World Wave Atlas has both geographical and statistical modules allowing the user to analyse and present most commonly used wave and wind statistics (univariate and bivariate frequency distributions, exceedence curves, extreme statistics for significant, maximum and crest wave heights, spatial and temporal variability including along track variations, seasonal and inter-annual variability, direction roses etc.). Any area or time period can easily be selected for analysis. The World Wave Atlas data can also be provided as simple text files. The basic building block of WWA is the 10x10° square area, with one file containing each satellite for each 10x10° square for ease of access to data for one location.
The standard WWA 2.0 software package contains satellite altimeter data at full resolution from the following missions.
- Geosat (1986 –1989)
- Topex-1 (1992 – 2002)
- Topex-2 (September 2002 – 2005); this is still the Topex-1 altimeter, but moved in September 2002 to a new ground track midway between the original Topex tracks.
- Jason-1 (January 2002-2008); On the same orbit as Topex-1.
- EnviSat (October 2002 – present, ongoing)
- Geosat Follow-On (GFO) (January 2000 – 2008); on the same ground track as Geosat.
- ERS-1 (1991 to 1996)
- ERS-2 (1995 - )
- Jason-1n (2008 - ongoing), Jason-1 moved into the Topex-2 orbit.
- Jason-2 (2008 - ongoing), on the original Topex-1 orbit.
These data provide long term information on both significant wave height (at accuracies near to buoy measurements, see below) and wind speed. These data are validated and calibrated relative to buoy data and represent high accuracy information that offer good spatial information on the wave climate.
Measurements of significant wave height and wind speed are made about each 6 km along the tracks each time the satellite passes.
The satellite data have been validated through extensive intercomparisons against buoy data from around the world carried out by OCEANOR and others. For example, we earlier compiled an offshore data set consisting of co-located NOAA buoy and Topex altimeter data. The reference data set contained quality checked data from 13 buoys, totalling 1,365 data records. The data were quality controlled by a careful manual inspection, and only data from tracks that passed within 100km and 1h with re¬spect to the buoy observations were included. The result¬ing scatter plot between the buoy and altimeter wave heights is shown below. If the data are corrected for satellite dependent systematic biases, accurate wave height statistics can be provided anywhere worldwide only limited by the spatial and temporal characteristics of the satellite orbits. In fact, the accuracy of the satellite wave heights is close to that from buoys.

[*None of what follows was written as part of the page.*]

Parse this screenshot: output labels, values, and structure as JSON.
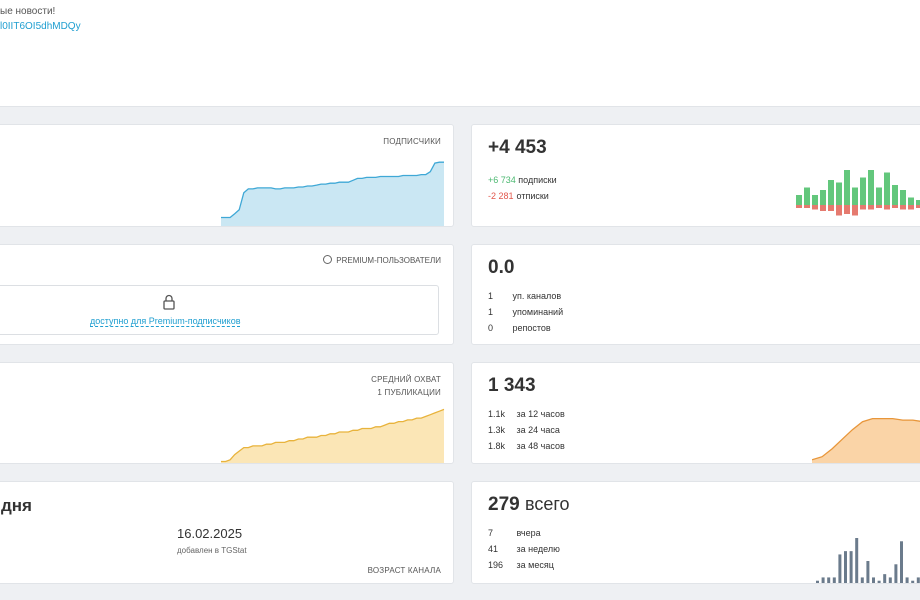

Figure 2 Comparison of Topex satellite altimeter data and simultaneous buoy significant wave heights. This confirms the very high quality of the satellite data. The other satellite altimeters show similar performance. The accuracy is close to that of a buoy.
It should be noted that the repeat cycle of satellites is of the order of 10-35 days. Therefore the data contained in the data set do not represent high temporal resolution of measurements. Also, only significant wave height and wind speed are available from the altimeter. In order to provide high resolution directional wave information needed for applications in the coastal zone, we combine these high precision satellite data with the best available model data in OCEANOR’s WorldWaves package.
We note that there is a delay in the availability of satellite data (a few months) so that we cannot provide data right up to date.
Other data can also be included under the WWA package and can also be analysed statistically – we tailor-make your system according to your requirements. This includes available buoy data (e.g., in the US Wave Atlases, NOAA buoy data can be included and similarly, in the Norwegian Wave Atlas, buoy and platform data) and individual WorldWaves grid points of your choice. Buoy and WorldWaves grid points are included with the demo so that you can see how this works in practice.